Problem statement
The lines needed are those below that contain the word "JSON"; copy each one.

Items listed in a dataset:
──────
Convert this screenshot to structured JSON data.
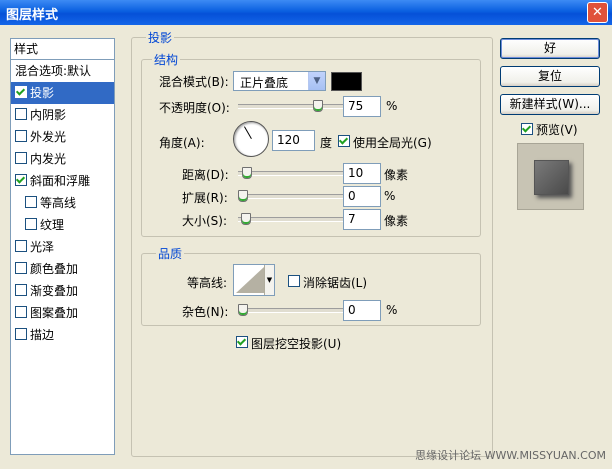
{
  "window": {
    "title": "图层样式",
    "close_glyph": "✕"
  },
  "sidebar": {
    "header": "样式",
    "items": [
      {
        "label": "混合选项:默认",
        "has_checkbox": false,
        "checked": false,
        "selected": false,
        "sub": false
      },
      {
        "label": "投影",
        "has_checkbox": true,
        "checked": true,
        "selected": true,
        "sub": false
      },
      {
        "label": "内阴影",
        "has_checkbox": true,
        "checked": false,
        "selected": false,
        "sub": false
      },
      {
        "label": "外发光",
        "has_checkbox": true,
        "checked": false,
        "selected": false,
        "sub": false
      },
      {
        "label": "内发光",
        "has_checkbox": true,
        "checked": false,
        "selected": false,
        "sub": false
      },
      {
        "label": "斜面和浮雕",
        "has_checkbox": true,
        "checked": true,
        "selected": false,
        "sub": false
      },
      {
        "label": "等高线",
        "has_checkbox": true,
        "checked": false,
        "selected": false,
        "sub": true
      },
      {
        "label": "纹理",
        "has_checkbox": true,
        "checked": false,
        "selected": false,
        "sub": true
      },
      {
        "label": "光泽",
        "has_checkbox": true,
        "checked": false,
        "selected": false,
        "sub": false
      },
      {
        "label": "颜色叠加",
        "has_checkbox": true,
        "checked": false,
        "selected": false,
        "sub": false
      },
      {
        "label": "渐变叠加",
        "has_checkbox": true,
        "checked": false,
        "selected": false,
        "sub": false
      },
      {
        "label": "图案叠加",
        "has_checkbox": true,
        "checked": false,
        "selected": false,
        "sub": false
      },
      {
        "label": "描边",
        "has_checkbox": true,
        "checked": false,
        "selected": false,
        "sub": false
      }
    ]
  },
  "shadow": {
    "title": "投影",
    "structure": {
      "title": "结构",
      "blend_mode_label": "混合模式(B):",
      "blend_mode_value": "正片叠底",
      "blend_color": "#000000",
      "opacity_label": "不透明度(O):",
      "opacity_value": "75",
      "opacity_unit": "%",
      "opacity_fraction": 0.75,
      "angle_label": "角度(A):",
      "angle_value": "120",
      "angle_unit": "度",
      "global_light_label": "使用全局光(G)",
      "global_light_checked": true,
      "distance_label": "距离(D):",
      "distance_value": "10",
      "distance_unit": "像素",
      "distance_fraction": 0.04,
      "spread_label": "扩展(R):",
      "spread_value": "0",
      "spread_unit": "%",
      "spread_fraction": 0.0,
      "size_label": "大小(S):",
      "size_value": "7",
      "size_unit": "像素",
      "size_fraction": 0.03
    },
    "quality": {
      "title": "品质",
      "contour_label": "等高线:",
      "antialias_label": "消除锯齿(L)",
      "antialias_checked": false,
      "noise_label": "杂色(N):",
      "noise_value": "0",
      "noise_unit": "%",
      "noise_fraction": 0.0
    },
    "knockout_label": "图层挖空投影(U)",
    "knockout_checked": true
  },
  "buttons": {
    "ok": "好",
    "reset": "复位",
    "new_style": "新建样式(W)...",
    "preview_label": "预览(V)",
    "preview_checked": true
  },
  "watermark": "思缘设计论坛 WWW.MISSYUAN.COM"
}
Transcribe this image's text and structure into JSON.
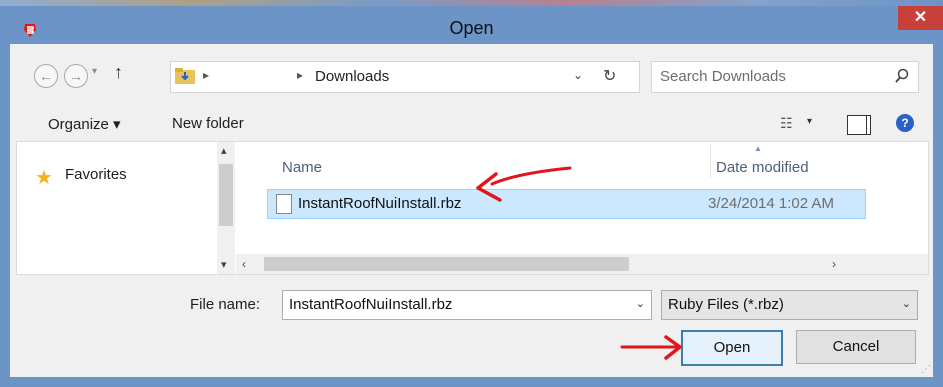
{
  "window": {
    "title": "Open",
    "close_glyph": "✕"
  },
  "nav": {
    "back_glyph": "←",
    "forward_glyph": "→",
    "dropdown_glyph": "▾",
    "up_glyph": "↑"
  },
  "address": {
    "separator": "▸",
    "path": "Downloads",
    "dropdown_glyph": "⌄",
    "refresh_glyph": "↻"
  },
  "search": {
    "placeholder": "Search Downloads"
  },
  "toolbar": {
    "organize_label": "Organize ▾",
    "new_folder_label": "New folder",
    "view_glyph": "☷",
    "view_dropdown_glyph": "▾",
    "help_glyph": "?"
  },
  "navpane": {
    "favorites_label": "Favorites",
    "star_glyph": "★"
  },
  "scroll": {
    "up": "▴",
    "down": "▾",
    "left": "‹",
    "right": "›"
  },
  "files": {
    "columns": {
      "name": "Name",
      "date_modified": "Date modified"
    },
    "rows": [
      {
        "name": "InstantRoofNuiInstall.rbz",
        "date": "3/24/2014 1:02 AM"
      }
    ]
  },
  "bottom": {
    "filename_label": "File name:",
    "filename_value": "InstantRoofNuiInstall.rbz",
    "filetype_value": "Ruby Files (*.rbz)",
    "dropdown_glyph": "⌄",
    "open_label": "Open",
    "cancel_label": "Cancel",
    "grip_glyph": "⋰"
  },
  "colors": {
    "titlebar": "#6d94c6",
    "close": "#c7403a",
    "selection": "#cce8ff",
    "annotation_red": "#e0161b"
  }
}
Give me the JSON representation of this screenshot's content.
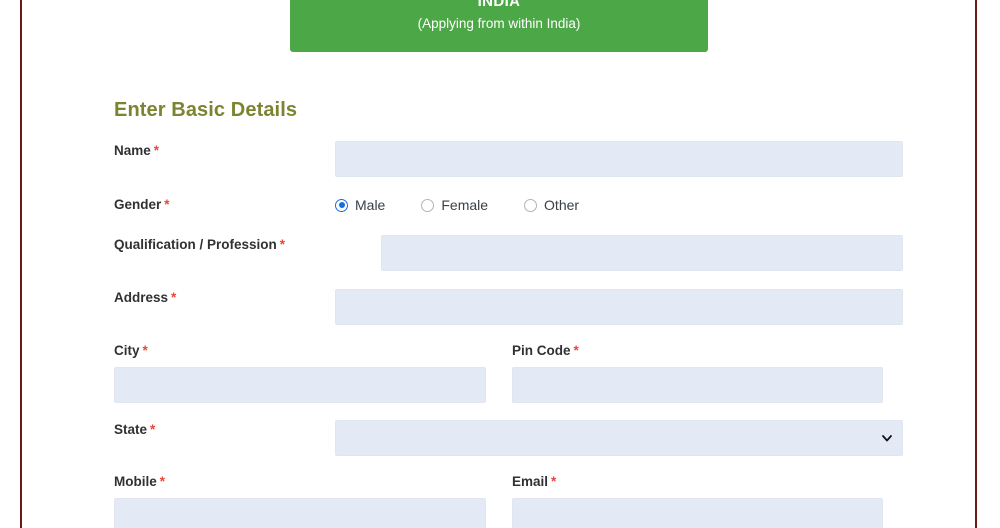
{
  "banner": {
    "country": "INDIA",
    "subtitle": "(Applying from within India)",
    "color": "#4ca746"
  },
  "section": {
    "heading": "Enter Basic Details",
    "heading_color": "#7c8431"
  },
  "required_marker": "*",
  "form": {
    "name": {
      "label": "Name",
      "value": "",
      "placeholder": ""
    },
    "gender": {
      "label": "Gender",
      "selected": "Male",
      "options": [
        {
          "label": "Male",
          "selected": true
        },
        {
          "label": "Female",
          "selected": false
        },
        {
          "label": "Other",
          "selected": false
        }
      ]
    },
    "qualification": {
      "label": "Qualification / Profession",
      "value": "",
      "placeholder": ""
    },
    "address": {
      "label": "Address",
      "value": "",
      "placeholder": ""
    },
    "city": {
      "label": "City",
      "value": "",
      "placeholder": ""
    },
    "pincode": {
      "label": "Pin Code",
      "value": "",
      "placeholder": ""
    },
    "state": {
      "label": "State",
      "value": "",
      "selected_option": "",
      "options": [
        ""
      ]
    },
    "mobile": {
      "label": "Mobile",
      "value": "",
      "placeholder": ""
    },
    "email": {
      "label": "Email",
      "value": "",
      "placeholder": ""
    }
  },
  "colors": {
    "input_fill": "#e3eaf6",
    "required_red": "#e8453c",
    "label_text": "#2f3133",
    "frame_rule": "#6b1b14",
    "radio_accent": "#1a6fd4"
  }
}
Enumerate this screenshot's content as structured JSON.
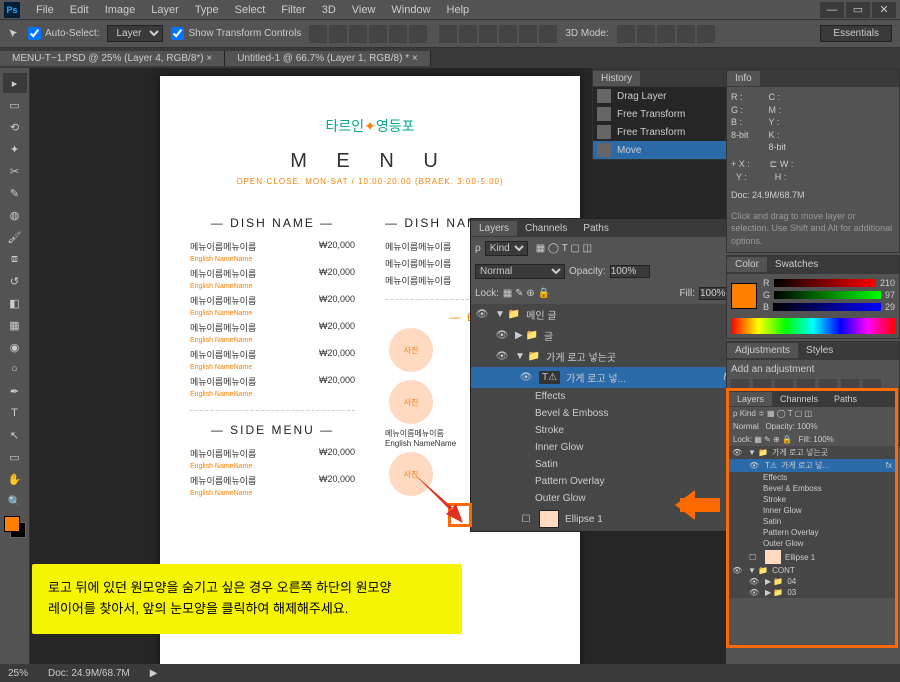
{
  "app": {
    "name": "Ps"
  },
  "menu": [
    "File",
    "Edit",
    "Image",
    "Layer",
    "Type",
    "Select",
    "Filter",
    "3D",
    "View",
    "Window",
    "Help"
  ],
  "options": {
    "auto_select": "Auto-Select:",
    "auto_select_value": "Layer",
    "show_transform": "Show Transform Controls",
    "mode_3d": "3D Mode:",
    "workspace": "Essentials"
  },
  "tabs": [
    "MENU-T~1.PSD @ 25% (Layer 4, RGB/8*) ×",
    "Untitled-1 @ 66.7% (Layer 1, RGB/8) * ×"
  ],
  "history": {
    "title": "History",
    "items": [
      "Drag Layer",
      "Free Transform",
      "Free Transform",
      "Move"
    ]
  },
  "info": {
    "title": "Info",
    "r": "R :",
    "g": "G :",
    "b": "B :",
    "eight": "8-bit",
    "c": "C :",
    "m": "M :",
    "y": "Y :",
    "k": "K :",
    "x": "X :",
    "yy": "Y :",
    "w": "W :",
    "h": "H :",
    "doc": "Doc: 24.9M/68.7M",
    "hint": "Click and drag to move layer or selection. Use Shift and Alt for additional options."
  },
  "color": {
    "title": "Color",
    "swatches": "Swatches",
    "r": "R",
    "r_val": "210",
    "g": "G",
    "g_val": "97",
    "b": "B",
    "b_val": "29"
  },
  "adjustments": {
    "title": "Adjustments",
    "styles": "Styles",
    "add": "Add an adjustment"
  },
  "layers": {
    "tab_layers": "Layers",
    "tab_channels": "Channels",
    "tab_paths": "Paths",
    "kind": "Kind",
    "blend": "Normal",
    "opacity_label": "Opacity:",
    "opacity": "100%",
    "lock": "Lock:",
    "fill_label": "Fill:",
    "fill": "100%",
    "group1": "메인 글",
    "group2": "글",
    "group3": "가게 로고 넣는곳",
    "text_layer": "가게 로고 넣...",
    "effects": "Effects",
    "fx": [
      "Bevel & Emboss",
      "Stroke",
      "Inner Glow",
      "Satin",
      "Pattern Overlay",
      "Outer Glow"
    ],
    "ellipse": "Ellipse 1",
    "cont": "CONT",
    "g04": "04",
    "g03": "03"
  },
  "doc": {
    "logo1": "타르인",
    "logo2": "영등포",
    "menu_title": "M E N U",
    "hours": "OPEN-CLOSE. MON-SAT / 10:00-20:00 (BRAEK. 3:00-5:00)",
    "dish": "— DISH NAME —",
    "side": "— SIDE MENU —",
    "best": "— BE",
    "item_name": "메뉴이름메뉴이름",
    "item_sub": "English NameName",
    "price": "₩20,000",
    "photo": "사진"
  },
  "note": {
    "line1": "로고 뒤에 있던 원모양을 숨기고 싶은 경우 오른쪽 하단의 원모양",
    "line2": "레이어를 찾아서, 앞의 눈모양을 클릭하여 해제해주세요."
  },
  "status": {
    "zoom": "25%",
    "doc": "Doc: 24.9M/68.7M"
  }
}
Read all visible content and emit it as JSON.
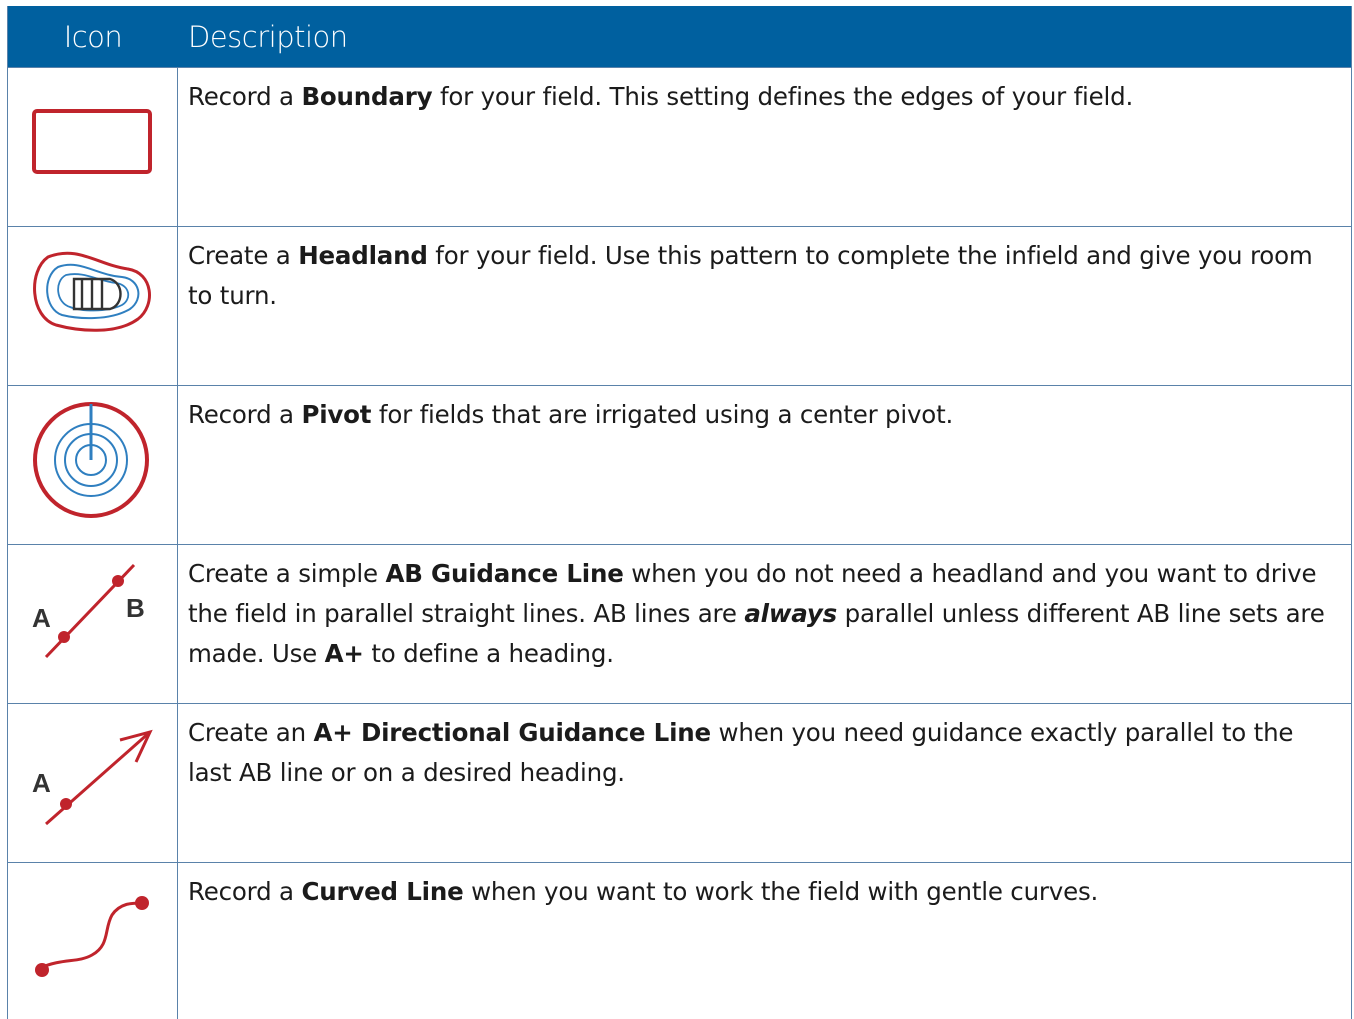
{
  "header": {
    "icon_col": "Icon",
    "desc_col": "Description"
  },
  "rows": [
    {
      "icon": "boundary-icon",
      "segments": [
        {
          "t": "Record a "
        },
        {
          "t": "Boundary",
          "b": 1
        },
        {
          "t": " for your field. This setting defines the edges of your field."
        }
      ]
    },
    {
      "icon": "headland-icon",
      "segments": [
        {
          "t": "Create a "
        },
        {
          "t": "Headland",
          "b": 1
        },
        {
          "t": " for your field. Use this pattern to complete the infield and give you room to turn."
        }
      ]
    },
    {
      "icon": "pivot-icon",
      "segments": [
        {
          "t": "Record a "
        },
        {
          "t": "Pivot",
          "b": 1
        },
        {
          "t": " for fields that are irrigated using a center pivot."
        }
      ]
    },
    {
      "icon": "ab-line-icon",
      "segments": [
        {
          "t": "Create a simple "
        },
        {
          "t": "AB Guidance Line",
          "b": 1
        },
        {
          "t": " when you do not need a headland and you want to drive the field in parallel straight lines. AB lines are "
        },
        {
          "t": "always",
          "b": 1,
          "i": 1
        },
        {
          "t": " parallel unless different AB line sets are made. Use "
        },
        {
          "t": "A+",
          "b": 1
        },
        {
          "t": " to define a heading."
        }
      ]
    },
    {
      "icon": "a-plus-line-icon",
      "segments": [
        {
          "t": "Create an "
        },
        {
          "t": "A+ Directional Guidance Line",
          "b": 1
        },
        {
          "t": " when you need guidance exactly parallel to the last AB line or on a desired heading."
        }
      ]
    },
    {
      "icon": "curved-line-icon",
      "segments": [
        {
          "t": "Record a "
        },
        {
          "t": "Curved Line",
          "b": 1
        },
        {
          "t": " when you want to work the field with gentle curves."
        }
      ]
    }
  ],
  "icon_labels": {
    "a": "A",
    "b": "B"
  },
  "colors": {
    "header": "#00609f",
    "icon_red": "#c0242c",
    "icon_blue": "#2f7fc0"
  }
}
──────
Answer to this problem
Convert this screenshot to structured JSON data.
Transcribe this image's text and structure into JSON.
Give me the JSON representation of this screenshot's content.
Enumerate this screenshot's content as structured JSON.
Read all visible content and emit it as JSON.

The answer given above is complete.